Items from an interface collection:
══════

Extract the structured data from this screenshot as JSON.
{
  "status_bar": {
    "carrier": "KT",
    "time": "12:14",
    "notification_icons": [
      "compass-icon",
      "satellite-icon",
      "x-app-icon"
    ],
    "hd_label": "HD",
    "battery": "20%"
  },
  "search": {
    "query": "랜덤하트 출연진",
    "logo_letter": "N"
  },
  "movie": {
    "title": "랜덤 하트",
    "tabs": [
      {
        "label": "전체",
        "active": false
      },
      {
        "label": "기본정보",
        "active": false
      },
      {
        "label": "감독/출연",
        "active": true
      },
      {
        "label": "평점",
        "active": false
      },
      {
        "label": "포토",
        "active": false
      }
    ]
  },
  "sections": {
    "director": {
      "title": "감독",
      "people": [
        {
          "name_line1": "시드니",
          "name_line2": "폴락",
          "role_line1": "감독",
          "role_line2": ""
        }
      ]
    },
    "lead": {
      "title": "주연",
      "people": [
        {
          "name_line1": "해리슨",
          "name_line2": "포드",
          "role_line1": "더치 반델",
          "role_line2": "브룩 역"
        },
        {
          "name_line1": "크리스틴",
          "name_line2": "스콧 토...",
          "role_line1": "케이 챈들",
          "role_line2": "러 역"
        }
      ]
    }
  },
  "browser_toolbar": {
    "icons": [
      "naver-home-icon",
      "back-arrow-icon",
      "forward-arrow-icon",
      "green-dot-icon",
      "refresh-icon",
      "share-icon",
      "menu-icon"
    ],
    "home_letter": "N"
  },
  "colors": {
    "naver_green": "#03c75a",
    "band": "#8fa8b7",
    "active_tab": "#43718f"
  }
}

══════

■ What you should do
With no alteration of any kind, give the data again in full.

■ The completed task
Extract the structured data from this screenshot as JSON.
{
  "status_bar": {
    "carrier": "KT",
    "time": "12:14",
    "notification_icons": [
      "compass-icon",
      "satellite-icon",
      "x-app-icon"
    ],
    "hd_label": "HD",
    "battery": "20%"
  },
  "search": {
    "query": "랜덤하트 출연진",
    "logo_letter": "N"
  },
  "movie": {
    "title": "랜덤 하트",
    "tabs": [
      {
        "label": "전체",
        "active": false
      },
      {
        "label": "기본정보",
        "active": false
      },
      {
        "label": "감독/출연",
        "active": true
      },
      {
        "label": "평점",
        "active": false
      },
      {
        "label": "포토",
        "active": false
      }
    ]
  },
  "sections": {
    "director": {
      "title": "감독",
      "people": [
        {
          "name_line1": "시드니",
          "name_line2": "폴락",
          "role_line1": "감독",
          "role_line2": ""
        }
      ]
    },
    "lead": {
      "title": "주연",
      "people": [
        {
          "name_line1": "해리슨",
          "name_line2": "포드",
          "role_line1": "더치 반델",
          "role_line2": "브룩 역"
        },
        {
          "name_line1": "크리스틴",
          "name_line2": "스콧 토...",
          "role_line1": "케이 챈들",
          "role_line2": "러 역"
        }
      ]
    }
  },
  "browser_toolbar": {
    "icons": [
      "naver-home-icon",
      "back-arrow-icon",
      "forward-arrow-icon",
      "green-dot-icon",
      "refresh-icon",
      "share-icon",
      "menu-icon"
    ],
    "home_letter": "N"
  },
  "colors": {
    "naver_green": "#03c75a",
    "band": "#8fa8b7",
    "active_tab": "#43718f"
  }
}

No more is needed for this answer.